{[ promptMessage ]}

Bookmark it

{[ promptMessage ]}

MIT6_042JF10_lec17

# MIT6_042JF10_lec17 - 17 “mcs-ftl” — 2010/9/8 — 0:40...

This preview shows pages 1–3. Sign up to view the full content.

This preview has intentionally blurred sections. Sign up to view the full version.

View Full Document
This is the end of the preview. Sign up to access the rest of the document.

Unformatted text preview: 17 “mcs-ftl” — 2010/9/8 — 0:40 — page 445 — #451 Random Variables and Distributions Thus far, we have focused on probabilities of events. For example, we computed the probability that you win the Monty Hall game, or that you have a rare medical condition given that you tested positive. But, in many cases we would like to more more. For example, how many contestants must play the Monty Hall game until one of them finally wins? How long will this condition last? How much will I lose gambling with strange dice all night? To answer such questions, we need to work with random variables. 17.1 Definitions and Examples Definition 17.1.1. A random variable R on a probability space is a total function whose domain is the sample space. The codomain of R can be anything, but will usually be a subset of the real numbers. Notice that the name “random variable” is a misnomer; random variables are actually functions! For example, suppose we toss three independent 1 , unbiased coins. Let C be the number of heads that appear. Let M D 1 if the three coins come up all heads or all tails, and let M D otherwise. Every outcome of the three coin ﬂips uniquely determines the values of C and M . For example, if we ﬂip heads, tails, heads, then C D 2 and M D . If we ﬂip tails, tails, tails, then C D and M D 1 . In effect, C counts the number of heads, and M indicates whether all the coins match. Since each outcome uniquely determines C and M , we can regard them as func- tions mapping outcomes to numbers. For this experiment, the sample space is S D f HHH;HHT;HTH;HT T;THH;THT;T TH;T T T g and C is a function that maps each outcome in the sample space to a number as 1 Going forward, when we talk about ﬂipping independent coins, we will assume that they are mutually independent. 446 “mcs-ftl” — 2010/9/8 — 0:40 — page 446 — #452 Chapter 17 Random Variables and Distributions follows: C.HHH/ D 3 C.THH/ D 2 C.HHT / D 2 C.THT / D 1 C.HTH/ D 2 C.T TH/ D 1 C.HT T / D 1 C.T T T / D 0: Similarly, M is a function mapping each outcome another way: M.HHH/ D 1 M.THH/ D M.HHT / D M.THT / D M.HTH/ D M.T TH/ D M.HT T / D M.T T T / D 1: So C and M are random variables. 17.1.1 Indicator Random Variables An indicator random variable is a random variable that maps every outcome to either 0 or 1. Indicator random variables are also called Bernoulli variables . The random variable M is an example. If all three coins match, then M D 1 ; otherwise, M D . Indicator random variables are closely related to events. In particular, an in- dicator random variable partitions the sample space into those outcomes mapped to 1 and those outcomes mapped to 0. For example, the indicator M partitions the sample space into two blocks as follows: HHH T T T HHT HTH HT T THH THT T TH : „ ƒ‚ … „ ƒ‚ … M D 1 M D In the same way, an event E partitions the sample space into those outcomes in E and those not in E . So E is naturally associated with an indicator random variable,...
View Full Document

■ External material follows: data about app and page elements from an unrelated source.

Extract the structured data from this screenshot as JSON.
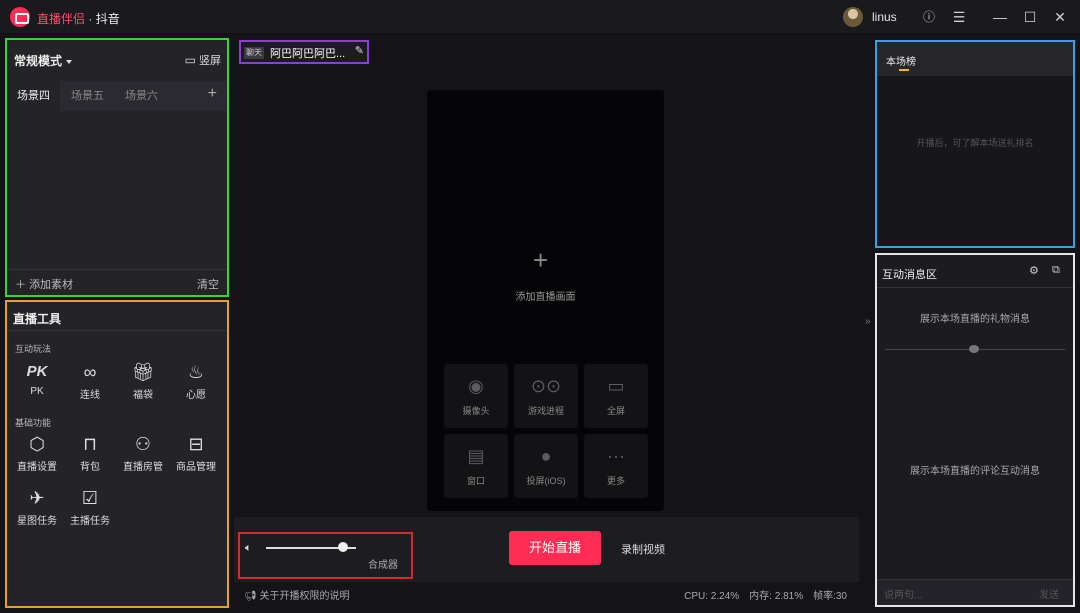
{
  "titlebar": {
    "app_name": "直播伴侣",
    "separator": " · ",
    "platform": "抖音",
    "username": "linus",
    "icons": [
      "help-icon",
      "menu-icon",
      "minimize-icon",
      "maximize-icon",
      "close-icon"
    ]
  },
  "scene": {
    "mode": "常规模式",
    "portrait_label": "竖屏",
    "tabs": [
      "场景四",
      "场景五",
      "场景六"
    ],
    "add_material": "添加素材",
    "clear": "清空"
  },
  "tools": {
    "title": "直播工具",
    "section_interactive": "互动玩法",
    "section_basic": "基础功能",
    "interactive": [
      {
        "label": "PK",
        "icon": "pk-icon"
      },
      {
        "label": "连线",
        "icon": "link-icon"
      },
      {
        "label": "福袋",
        "icon": "gift-bag-icon"
      },
      {
        "label": "心愿",
        "icon": "wish-icon"
      }
    ],
    "basic": [
      {
        "label": "直播设置",
        "icon": "settings-icon"
      },
      {
        "label": "背包",
        "icon": "backpack-icon"
      },
      {
        "label": "直播房管",
        "icon": "room-admin-icon"
      },
      {
        "label": "商品管理",
        "icon": "store-icon"
      },
      {
        "label": "星图任务",
        "icon": "star-task-icon"
      },
      {
        "label": "主播任务",
        "icon": "anchor-task-icon"
      }
    ]
  },
  "live_title": {
    "badge": "聊天",
    "title": "阿巴阿巴阿巴..."
  },
  "preview": {
    "add_scene": "添加直播画面",
    "sources": [
      "摄像头",
      "游戏进程",
      "全屏",
      "窗口",
      "投屏(iOS)",
      "更多"
    ]
  },
  "controls": {
    "mixer": "合成器",
    "volume_level": 0.85,
    "go_live": "开始直播",
    "record": "录制视频"
  },
  "status": {
    "notice": "关于开播权限的说明",
    "cpu": "CPU: 2.24%",
    "memory": "内存: 2.81%",
    "fps": "帧率:30"
  },
  "rank": {
    "title": "本场榜",
    "empty": "开播后，可了解本场送礼排名"
  },
  "messages": {
    "title": "互动消息区",
    "gift_note": "展示本场直播的礼物消息",
    "comment_note": "展示本场直播的评论互动消息",
    "input_placeholder": "说两句...",
    "send": "发送"
  },
  "colors": {
    "accent": "#fe2c55",
    "rank_underline": "#f5b600"
  }
}
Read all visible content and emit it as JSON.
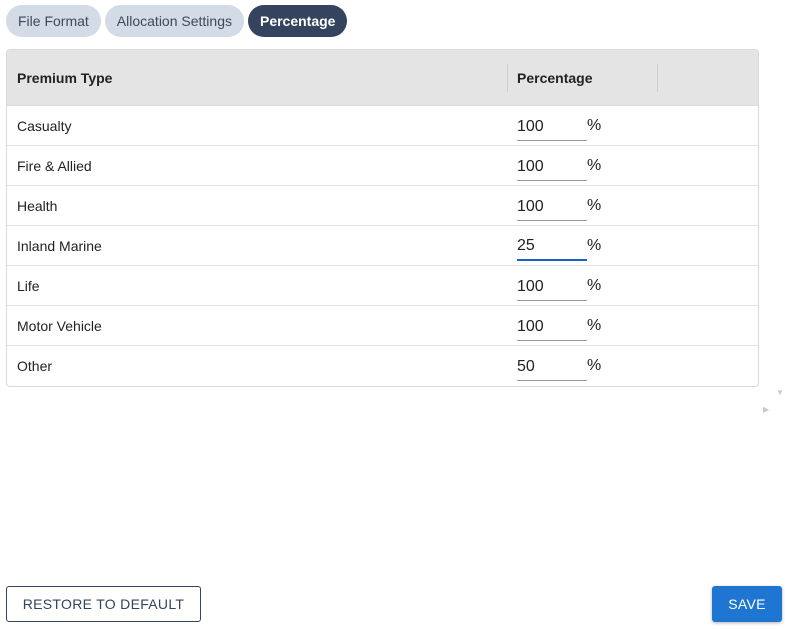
{
  "tabs": [
    {
      "label": "File Format",
      "active": false
    },
    {
      "label": "Allocation Settings",
      "active": false
    },
    {
      "label": "Percentage",
      "active": true
    }
  ],
  "grid": {
    "columns": {
      "type": "Premium Type",
      "percentage": "Percentage"
    },
    "rows": [
      {
        "type": "Casualty",
        "value": "100"
      },
      {
        "type": "Fire & Allied",
        "value": "100"
      },
      {
        "type": "Health",
        "value": "100"
      },
      {
        "type": "Inland Marine",
        "value": "25"
      },
      {
        "type": "Life",
        "value": "100"
      },
      {
        "type": "Motor Vehicle",
        "value": "100"
      },
      {
        "type": "Other",
        "value": "50"
      }
    ],
    "unit": "%"
  },
  "actions": {
    "restore_label": "RESTORE TO DEFAULT",
    "save_label": "SAVE"
  },
  "icons": {
    "scroll_down": "triangle-down-icon",
    "scroll_right": "triangle-right-icon"
  },
  "colors": {
    "accent": "#1f76d2",
    "tab_active": "#34435e",
    "tab_inactive": "#d3dbe6",
    "header_bg": "#e4e4e4"
  }
}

{[ snackBarMessage ]}

### Page1 / 23

MIT6_042JF10_lec17 - 17 “mcs-ftl” — 2010/9/8 — 0:40...

This preview shows document pages 1 - 3. Sign up to view the full document.

View Full Document
Ask a homework question - tutors are online